Dataset items:
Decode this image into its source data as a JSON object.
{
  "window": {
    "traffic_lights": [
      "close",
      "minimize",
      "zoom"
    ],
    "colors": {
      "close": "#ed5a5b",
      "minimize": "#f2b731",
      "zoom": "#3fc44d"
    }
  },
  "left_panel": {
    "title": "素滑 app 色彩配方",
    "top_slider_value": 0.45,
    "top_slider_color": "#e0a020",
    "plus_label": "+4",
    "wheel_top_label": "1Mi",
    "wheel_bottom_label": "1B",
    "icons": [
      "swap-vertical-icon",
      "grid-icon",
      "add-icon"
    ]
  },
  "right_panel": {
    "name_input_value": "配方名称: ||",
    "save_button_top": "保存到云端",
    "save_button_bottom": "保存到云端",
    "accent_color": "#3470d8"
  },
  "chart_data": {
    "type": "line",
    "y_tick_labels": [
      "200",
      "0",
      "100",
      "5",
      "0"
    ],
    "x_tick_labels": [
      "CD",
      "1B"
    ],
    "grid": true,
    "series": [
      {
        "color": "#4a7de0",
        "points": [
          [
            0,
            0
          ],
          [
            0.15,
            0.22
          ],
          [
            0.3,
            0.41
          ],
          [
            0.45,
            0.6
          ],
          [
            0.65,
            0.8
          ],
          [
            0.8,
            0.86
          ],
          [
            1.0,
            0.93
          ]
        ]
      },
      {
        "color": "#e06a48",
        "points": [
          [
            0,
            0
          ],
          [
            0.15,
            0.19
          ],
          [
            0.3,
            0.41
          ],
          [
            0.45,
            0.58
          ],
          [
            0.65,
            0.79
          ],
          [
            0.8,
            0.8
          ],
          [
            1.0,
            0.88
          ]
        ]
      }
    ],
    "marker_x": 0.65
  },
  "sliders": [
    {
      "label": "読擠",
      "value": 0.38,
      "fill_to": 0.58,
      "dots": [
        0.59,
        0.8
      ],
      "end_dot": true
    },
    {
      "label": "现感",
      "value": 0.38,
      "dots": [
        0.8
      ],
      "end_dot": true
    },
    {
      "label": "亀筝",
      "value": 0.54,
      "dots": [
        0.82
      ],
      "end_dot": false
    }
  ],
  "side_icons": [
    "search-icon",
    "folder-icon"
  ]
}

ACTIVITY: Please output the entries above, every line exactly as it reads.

TASK SOLUTION:
Decode this image into its source data as a JSON object.
{
  "window": {
    "traffic_lights": [
      "close",
      "minimize",
      "zoom"
    ],
    "colors": {
      "close": "#ed5a5b",
      "minimize": "#f2b731",
      "zoom": "#3fc44d"
    }
  },
  "left_panel": {
    "title": "素滑 app 色彩配方",
    "top_slider_value": 0.45,
    "top_slider_color": "#e0a020",
    "plus_label": "+4",
    "wheel_top_label": "1Mi",
    "wheel_bottom_label": "1B",
    "icons": [
      "swap-vertical-icon",
      "grid-icon",
      "add-icon"
    ]
  },
  "right_panel": {
    "name_input_value": "配方名称: ||",
    "save_button_top": "保存到云端",
    "save_button_bottom": "保存到云端",
    "accent_color": "#3470d8"
  },
  "chart_data": {
    "type": "line",
    "y_tick_labels": [
      "200",
      "0",
      "100",
      "5",
      "0"
    ],
    "x_tick_labels": [
      "CD",
      "1B"
    ],
    "grid": true,
    "series": [
      {
        "color": "#4a7de0",
        "points": [
          [
            0,
            0
          ],
          [
            0.15,
            0.22
          ],
          [
            0.3,
            0.41
          ],
          [
            0.45,
            0.6
          ],
          [
            0.65,
            0.8
          ],
          [
            0.8,
            0.86
          ],
          [
            1.0,
            0.93
          ]
        ]
      },
      {
        "color": "#e06a48",
        "points": [
          [
            0,
            0
          ],
          [
            0.15,
            0.19
          ],
          [
            0.3,
            0.41
          ],
          [
            0.45,
            0.58
          ],
          [
            0.65,
            0.79
          ],
          [
            0.8,
            0.8
          ],
          [
            1.0,
            0.88
          ]
        ]
      }
    ],
    "marker_x": 0.65
  },
  "sliders": [
    {
      "label": "読擠",
      "value": 0.38,
      "fill_to": 0.58,
      "dots": [
        0.59,
        0.8
      ],
      "end_dot": true
    },
    {
      "label": "现感",
      "value": 0.38,
      "dots": [
        0.8
      ],
      "end_dot": true
    },
    {
      "label": "亀筝",
      "value": 0.54,
      "dots": [
        0.82
      ],
      "end_dot": false
    }
  ],
  "side_icons": [
    "search-icon",
    "folder-icon"
  ]
}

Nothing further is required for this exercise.